London (AFP) –


England star Danny Cipriani apologised Friday for an incident at a nightclub and is praying it has not ended what has been a redemptive road back to Test rugby.

The mercurial 30-year-old utility back's latest off-the-field episode resulted in a fine for common assault and resisting arrest during a night out on the Channel Island of Jersey where he was at a pre-season training camp with his new club Gloucester.

"I have been in a cell for more than 24 hours thinking about what happened," he told The Times.

Cipriani said the incident was sparked when a bouncer refused to let him take his drink outside the nightclub.

"He then started filming me with a camera attached to his tie. I thought this was intrusive so grabbed the camera. I shouldn't have done it," he said.

"I am very grateful to the magistrate, who said that the incident was minor.

"But I am in no doubt that it was completely unacceptable."

His contrition will, he hopes, carry weight when the ultimate arbiter of his Test career, England head coach Eddie Jones, announces his squad for the November internationals.

Earlier this year, Jones appeared unequivocal about what the consequences for Cipriani would be if he strayed when he told Sky: "If he's on the front page for any other reason (than rugby) he won't be with us."

However, with results on the pitch this year turning against Jones and Cipriani's natural talent shining through in his first England start in a decade in the Test victory over South Africa, the Australian may be loathe to ditch him with the World Cup looming in a year.

- 'You are not employing the pope' -

In the past Cipriani was dropped for an excursion to a nightclub the week of a Six Nations match just after he had broken into the England side and was involved in a collision with a bus after a drinking session with team-mates from his then club, Sale.

As ever, his future has aroused strong opinions on both side of the divide with one of his former great supporters, England's 2003 World Cup-winning coach Clive Woodward -- who had criticised Jones for not selecting him earlier -- saying "enough is enough".

"If an incident like this occurred during the World Cup next year, it would cost England the tournament," Woodward wrote in his Daily Mail column.

"You have to trust every player on and off the pitch, 24 hours a day, 365 days a year.

"Can Cipriani be trusted by Eddie and the rest of the England team who are also under scrutiny but remain disciplined in their personal lives and behaviour?

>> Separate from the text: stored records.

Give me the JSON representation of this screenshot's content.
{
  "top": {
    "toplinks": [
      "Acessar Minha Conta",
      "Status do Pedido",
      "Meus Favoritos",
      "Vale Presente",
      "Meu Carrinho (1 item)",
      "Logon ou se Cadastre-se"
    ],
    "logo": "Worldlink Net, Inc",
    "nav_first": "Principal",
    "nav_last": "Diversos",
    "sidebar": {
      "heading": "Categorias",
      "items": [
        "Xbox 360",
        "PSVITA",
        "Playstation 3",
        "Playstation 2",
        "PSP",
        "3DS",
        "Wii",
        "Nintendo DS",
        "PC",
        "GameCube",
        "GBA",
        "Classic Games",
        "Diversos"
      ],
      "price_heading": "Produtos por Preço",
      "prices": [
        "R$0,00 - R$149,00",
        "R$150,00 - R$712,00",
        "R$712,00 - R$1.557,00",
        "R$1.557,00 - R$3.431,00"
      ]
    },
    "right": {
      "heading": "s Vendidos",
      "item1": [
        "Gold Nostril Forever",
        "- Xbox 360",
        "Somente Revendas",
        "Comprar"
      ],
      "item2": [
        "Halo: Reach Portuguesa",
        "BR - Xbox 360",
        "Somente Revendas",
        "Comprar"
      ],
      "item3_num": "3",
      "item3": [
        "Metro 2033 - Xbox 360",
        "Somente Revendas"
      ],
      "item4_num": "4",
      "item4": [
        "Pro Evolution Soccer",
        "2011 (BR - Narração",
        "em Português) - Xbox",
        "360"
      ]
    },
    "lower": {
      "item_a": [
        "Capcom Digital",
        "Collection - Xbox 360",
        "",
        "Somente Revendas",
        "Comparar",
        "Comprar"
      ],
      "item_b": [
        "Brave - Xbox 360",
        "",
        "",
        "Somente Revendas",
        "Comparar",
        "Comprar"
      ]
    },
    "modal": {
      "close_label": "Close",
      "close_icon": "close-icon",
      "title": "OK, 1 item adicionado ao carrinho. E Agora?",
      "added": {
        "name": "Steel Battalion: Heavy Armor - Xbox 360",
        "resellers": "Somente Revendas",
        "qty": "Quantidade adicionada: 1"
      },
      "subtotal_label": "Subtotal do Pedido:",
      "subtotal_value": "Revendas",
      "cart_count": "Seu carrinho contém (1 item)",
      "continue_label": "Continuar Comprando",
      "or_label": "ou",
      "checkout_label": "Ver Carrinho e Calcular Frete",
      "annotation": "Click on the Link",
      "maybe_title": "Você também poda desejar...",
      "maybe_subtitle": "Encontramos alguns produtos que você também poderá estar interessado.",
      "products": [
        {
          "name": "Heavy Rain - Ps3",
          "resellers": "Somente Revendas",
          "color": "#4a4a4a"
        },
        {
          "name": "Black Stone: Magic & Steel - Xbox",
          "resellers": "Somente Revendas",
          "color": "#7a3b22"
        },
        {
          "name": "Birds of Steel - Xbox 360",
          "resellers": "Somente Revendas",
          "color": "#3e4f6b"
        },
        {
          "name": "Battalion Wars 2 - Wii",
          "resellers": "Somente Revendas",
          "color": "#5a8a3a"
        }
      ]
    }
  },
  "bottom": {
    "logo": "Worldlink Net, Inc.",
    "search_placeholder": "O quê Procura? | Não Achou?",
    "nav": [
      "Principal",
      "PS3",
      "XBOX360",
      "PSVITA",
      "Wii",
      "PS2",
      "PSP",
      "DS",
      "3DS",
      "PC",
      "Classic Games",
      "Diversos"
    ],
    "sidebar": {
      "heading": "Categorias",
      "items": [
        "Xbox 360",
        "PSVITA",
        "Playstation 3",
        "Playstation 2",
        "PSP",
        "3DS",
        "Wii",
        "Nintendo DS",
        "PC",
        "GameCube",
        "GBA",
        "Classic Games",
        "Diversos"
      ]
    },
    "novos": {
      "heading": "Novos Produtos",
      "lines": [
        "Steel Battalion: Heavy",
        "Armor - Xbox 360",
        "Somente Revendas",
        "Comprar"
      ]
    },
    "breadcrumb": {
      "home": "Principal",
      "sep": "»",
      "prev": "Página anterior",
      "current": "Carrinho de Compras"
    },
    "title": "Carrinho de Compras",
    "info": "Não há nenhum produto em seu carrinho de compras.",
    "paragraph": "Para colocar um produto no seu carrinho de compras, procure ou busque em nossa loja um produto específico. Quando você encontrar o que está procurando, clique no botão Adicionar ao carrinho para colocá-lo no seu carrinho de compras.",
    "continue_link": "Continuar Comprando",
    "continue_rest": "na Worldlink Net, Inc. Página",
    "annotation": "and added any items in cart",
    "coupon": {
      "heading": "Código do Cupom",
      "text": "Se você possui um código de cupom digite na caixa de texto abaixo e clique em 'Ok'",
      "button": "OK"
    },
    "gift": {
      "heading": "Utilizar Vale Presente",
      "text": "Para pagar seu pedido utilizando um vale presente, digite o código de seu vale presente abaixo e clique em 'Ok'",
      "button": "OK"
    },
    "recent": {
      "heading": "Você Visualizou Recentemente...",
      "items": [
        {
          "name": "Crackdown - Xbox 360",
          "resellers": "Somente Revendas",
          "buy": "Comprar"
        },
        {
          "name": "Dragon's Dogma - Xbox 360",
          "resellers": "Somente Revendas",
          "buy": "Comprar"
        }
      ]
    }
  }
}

I suspect Eddie will now decide that he can't and who could blame him?"

Woodward, though, is a rare voice in calling for the curtain to come down on one of rugby's greatest showmen.

"When you employ a rugby player, you know you are not employing the pope," Sale's director of rugby Steve Diamond, who gave Cipriani a chance when he returned after an unhappy spell in Australia, told the BBC.

"It would be too harsh. England need all the help they can get at the moment and players like him are few and far between."

England's World Cup-winning scrum-half Matt Dawson also begged to differ with Woodward.

"I think Eddie will do his homework here and work closely with Gloucester to find out exactly what went on," said Dawson.

"He will know what went on, make his own decision and I think he will make the right one in keeping Cipriani in the squad."